Now that Ben Bernanke has handed over the keys of the Federal Reserve, there are all sorts of theoretical arguments, pro and con, concerning his bold quantitative easing (QE) programs, in which the Fed massively expanded its balance sheet:
Many critics, including me, have worried that this will disrupt the proper functioning of credit markets, and threatens to severely debase the US dollar. (Obviously our warnings on the latter point are either totally wrong, or have yet to be fulfilled.)
The defenders of Bernanke have argued that he spared the US (and indeed the world) from a second Great Depression. Moreover, they claim that the Fed will simply let its balance sheet unwind as the economy returns to normal. Bernanke himself discussed several “exit options” when he was still at the helm (which I criticized at the time).
One of the odd points that people raise in Bernanke’s defense is the case of Japan. They explain that Japan implemented a comparable policy, and hey, they didn’t wreck the yen in the process. So why don’t the critics learn their history and cut Bernanke some slack?
Well, hang on a second. Here is a chart (source) showing the relationship between the Japanese central bank’s “monetary base” and price inflation, both expressed as indices of the level:

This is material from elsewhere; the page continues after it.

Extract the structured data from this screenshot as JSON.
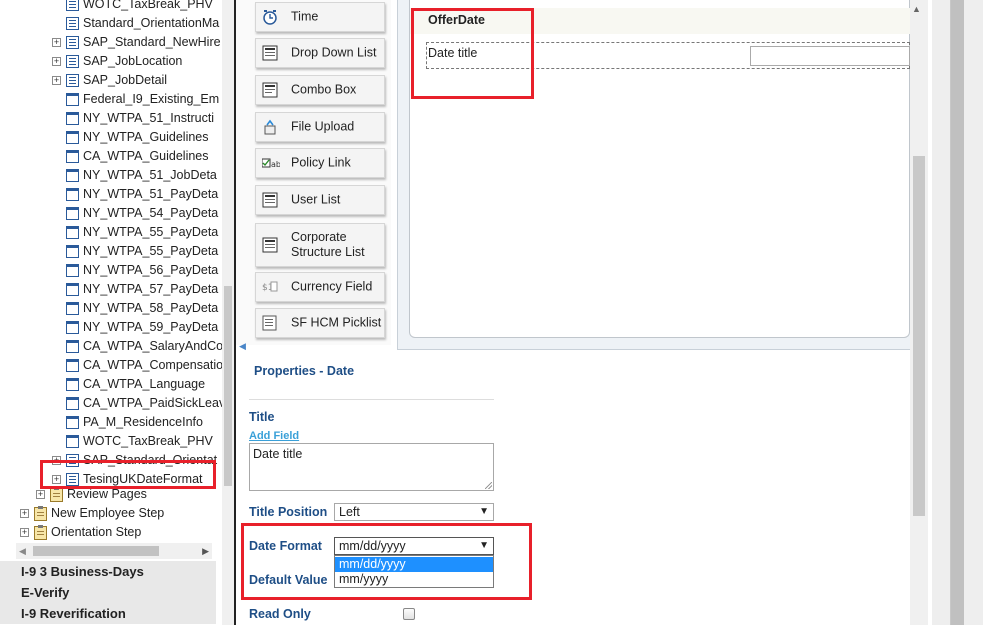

So yes, it’s true that the Bank of Japan had a rapid expansion of its balance sheet (with the monetary base serving as a proxy), especially in the early 2000s, and yet the official consumer price index is actually lower now than it was in the mid-1990s. (This site shows the annual CPI rates in Japan, many of which were lower than negative 1% during this interval.) I have two responses:
(1) Look at what the Japanese central bankers had to do, to contain the public’s expectations about price inflation. When their CPI stopped (gently) falling and began rising, in the mid-2000s, the central bank drastically reduced its monetary base–that’s the red line falling off a cliff. So really it seems the lesson from Japan is, “Sure you can get away with a rapid expansion of the monetary base without wrecking your currency, so long as you crash the financial sector whenever price inflation begins rising.” I don’t think any of the gold-bugs and other critics of QE denied this; that was part of their warning.
(2) Japan has not at all been successful with its strategy: It is a poster child of an economy stuck in a rut for decades, and counting. The Nikkei 225 (the major Japanese stock exchange) in 2009 was down more than 80% from its peak twenty years earlier. (Yes I wrote that correctly.) So at best, the defenders of Bernanke can say, “Hey, for all you know, we can keep our economy in the gutter for another 20 years without price inflation getting out of hand. You guys are such hypochondriacs!”
In closing, let me point out that we do have historical examples of central banks ruining their economies/currencies through massive expansions of their balance sheets (Weimar Germany, Zimbabwe, etc.). To my knowledge, this has never actually worked anywhere in history. Can anyone point to a successful example?